John Radcliffe began to explore the idea of a library about two years before his death. It seems that at first he intended it to be an enlargement of the Bodleian Library, extending west into the garden of Exeter College. There are a number of fascinating designs for such a library that, although unsigned, have been unanimously attributed to the brilliant architect Nicholas Hawksmoor. Three of his schemes propose a rectangular building and two a rotunda.
Radcliffe soon changed his mind and settled on its eventual site to the south of the Schools Quadrangle (now part of the Bodleian Library), and Hawksmoor made a number of designs for this site as well, showing a round library attached to the Schools. It would, however be more than thirty years after Radcliffe's death before the first stone was laid, for the doctor's gift was subject to the life interest of his two sisters (one of whom lived to a great age) and the negotiations for buying and demolishing the existing properties on the site were long and complicated.
Hawksmoor's final design, a round library on a square base, was turned into a scale model in about 1735, but he would never live to see its completion, and was succeeded by the Scottish architect James Gibbs.
John Johnson Oxford folder IV, 7a Wooden model of the Radcliffe Library by John Smallwell, 1734-5
Library Objects 616 Wooden model of the Radcliffe Library by John Smallwell, 1734-5

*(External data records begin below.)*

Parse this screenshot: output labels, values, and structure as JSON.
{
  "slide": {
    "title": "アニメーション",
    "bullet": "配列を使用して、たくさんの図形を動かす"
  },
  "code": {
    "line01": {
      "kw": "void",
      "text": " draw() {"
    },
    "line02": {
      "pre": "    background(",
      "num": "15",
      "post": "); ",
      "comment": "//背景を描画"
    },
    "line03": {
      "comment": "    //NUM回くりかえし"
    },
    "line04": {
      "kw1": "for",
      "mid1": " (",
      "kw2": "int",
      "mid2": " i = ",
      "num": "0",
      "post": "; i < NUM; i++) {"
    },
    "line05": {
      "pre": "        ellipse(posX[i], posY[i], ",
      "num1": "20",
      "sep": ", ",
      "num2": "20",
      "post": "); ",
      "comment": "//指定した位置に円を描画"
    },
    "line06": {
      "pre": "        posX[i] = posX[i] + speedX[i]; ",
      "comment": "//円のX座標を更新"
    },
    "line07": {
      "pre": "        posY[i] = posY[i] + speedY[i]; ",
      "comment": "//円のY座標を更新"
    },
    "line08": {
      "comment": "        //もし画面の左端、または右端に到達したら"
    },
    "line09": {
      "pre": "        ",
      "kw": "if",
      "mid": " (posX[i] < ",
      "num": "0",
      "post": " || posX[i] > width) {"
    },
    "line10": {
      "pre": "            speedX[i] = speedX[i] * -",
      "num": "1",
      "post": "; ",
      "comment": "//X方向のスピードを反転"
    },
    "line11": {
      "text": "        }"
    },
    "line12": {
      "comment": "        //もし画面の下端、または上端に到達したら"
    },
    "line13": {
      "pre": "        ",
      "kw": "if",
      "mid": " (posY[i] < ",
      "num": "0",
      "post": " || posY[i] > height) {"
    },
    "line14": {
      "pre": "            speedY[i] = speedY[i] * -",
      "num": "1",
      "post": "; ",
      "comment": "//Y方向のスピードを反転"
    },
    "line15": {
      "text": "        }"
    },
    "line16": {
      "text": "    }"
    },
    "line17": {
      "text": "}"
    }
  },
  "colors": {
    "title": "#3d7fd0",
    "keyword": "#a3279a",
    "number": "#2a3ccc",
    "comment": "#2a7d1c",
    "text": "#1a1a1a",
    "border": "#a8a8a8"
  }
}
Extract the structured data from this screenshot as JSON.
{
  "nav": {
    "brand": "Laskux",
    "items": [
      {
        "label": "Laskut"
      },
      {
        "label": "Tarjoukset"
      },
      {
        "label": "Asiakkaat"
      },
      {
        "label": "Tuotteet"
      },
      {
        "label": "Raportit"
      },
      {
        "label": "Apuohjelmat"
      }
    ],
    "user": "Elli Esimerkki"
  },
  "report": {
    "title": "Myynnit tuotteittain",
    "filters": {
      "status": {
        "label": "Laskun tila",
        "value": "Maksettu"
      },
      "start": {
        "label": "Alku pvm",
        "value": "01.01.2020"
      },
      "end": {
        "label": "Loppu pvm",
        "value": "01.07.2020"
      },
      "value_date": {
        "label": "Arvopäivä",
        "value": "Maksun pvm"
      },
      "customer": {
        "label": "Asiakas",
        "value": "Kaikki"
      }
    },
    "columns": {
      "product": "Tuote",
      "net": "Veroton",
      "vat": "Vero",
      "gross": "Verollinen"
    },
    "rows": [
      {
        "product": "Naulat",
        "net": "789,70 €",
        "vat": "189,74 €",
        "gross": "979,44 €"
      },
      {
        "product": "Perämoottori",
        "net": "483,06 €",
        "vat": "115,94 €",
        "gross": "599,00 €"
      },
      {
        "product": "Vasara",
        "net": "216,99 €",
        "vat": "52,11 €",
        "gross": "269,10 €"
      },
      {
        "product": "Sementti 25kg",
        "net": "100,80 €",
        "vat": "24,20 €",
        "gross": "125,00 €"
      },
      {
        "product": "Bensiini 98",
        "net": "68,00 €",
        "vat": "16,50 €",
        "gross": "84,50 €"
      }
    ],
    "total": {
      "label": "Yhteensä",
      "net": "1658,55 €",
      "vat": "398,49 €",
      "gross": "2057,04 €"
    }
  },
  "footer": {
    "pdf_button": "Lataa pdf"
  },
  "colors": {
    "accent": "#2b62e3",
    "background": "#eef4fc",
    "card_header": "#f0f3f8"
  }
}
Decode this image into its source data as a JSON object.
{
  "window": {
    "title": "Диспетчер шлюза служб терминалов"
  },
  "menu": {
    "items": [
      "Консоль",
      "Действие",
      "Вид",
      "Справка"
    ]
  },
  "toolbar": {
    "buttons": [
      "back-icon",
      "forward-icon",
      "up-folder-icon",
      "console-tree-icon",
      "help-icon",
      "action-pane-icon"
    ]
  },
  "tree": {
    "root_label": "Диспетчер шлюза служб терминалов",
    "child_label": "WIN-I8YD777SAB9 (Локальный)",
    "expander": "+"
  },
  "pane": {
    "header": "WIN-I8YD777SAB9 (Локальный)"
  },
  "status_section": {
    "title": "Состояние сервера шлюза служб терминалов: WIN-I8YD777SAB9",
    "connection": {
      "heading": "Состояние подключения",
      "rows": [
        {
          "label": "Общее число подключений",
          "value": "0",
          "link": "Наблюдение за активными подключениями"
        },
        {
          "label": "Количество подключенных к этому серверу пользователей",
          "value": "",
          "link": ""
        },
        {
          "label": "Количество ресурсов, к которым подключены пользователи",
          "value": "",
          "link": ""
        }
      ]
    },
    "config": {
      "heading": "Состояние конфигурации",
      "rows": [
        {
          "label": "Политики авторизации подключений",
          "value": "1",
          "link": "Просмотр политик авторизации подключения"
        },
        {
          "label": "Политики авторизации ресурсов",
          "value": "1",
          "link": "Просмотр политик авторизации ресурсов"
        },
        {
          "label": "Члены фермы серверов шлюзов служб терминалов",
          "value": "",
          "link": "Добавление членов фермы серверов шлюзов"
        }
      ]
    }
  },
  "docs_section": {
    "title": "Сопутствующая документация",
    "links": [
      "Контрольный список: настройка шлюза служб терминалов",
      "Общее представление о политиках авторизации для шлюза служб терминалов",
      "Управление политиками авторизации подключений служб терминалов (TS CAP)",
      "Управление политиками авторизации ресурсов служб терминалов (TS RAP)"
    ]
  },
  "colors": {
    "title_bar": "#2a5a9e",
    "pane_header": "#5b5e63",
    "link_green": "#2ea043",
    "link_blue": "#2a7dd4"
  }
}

Library Objects 616 Portrait of James Gibbs (1682-1754) by John Michael Williams, 1752
LP254 Portrait of Francis Smith (1672-1738) by William Winstanley
LP 709 James Gibbs' elevation drawing for the Radcliffe Library, 1737
MS. Top. Oxon. a. 48, fol. 110r James Gibbs' section drawing for the Radcliffe Library, 1737
MS. Top. Oxon. a. 48, fol. 111r James Gibbs' plan for the basement of the library
Redrawn from 1737 engraving James Gibbs' plan for the first floor and gallery of the library
Redrawn from 1747 engraving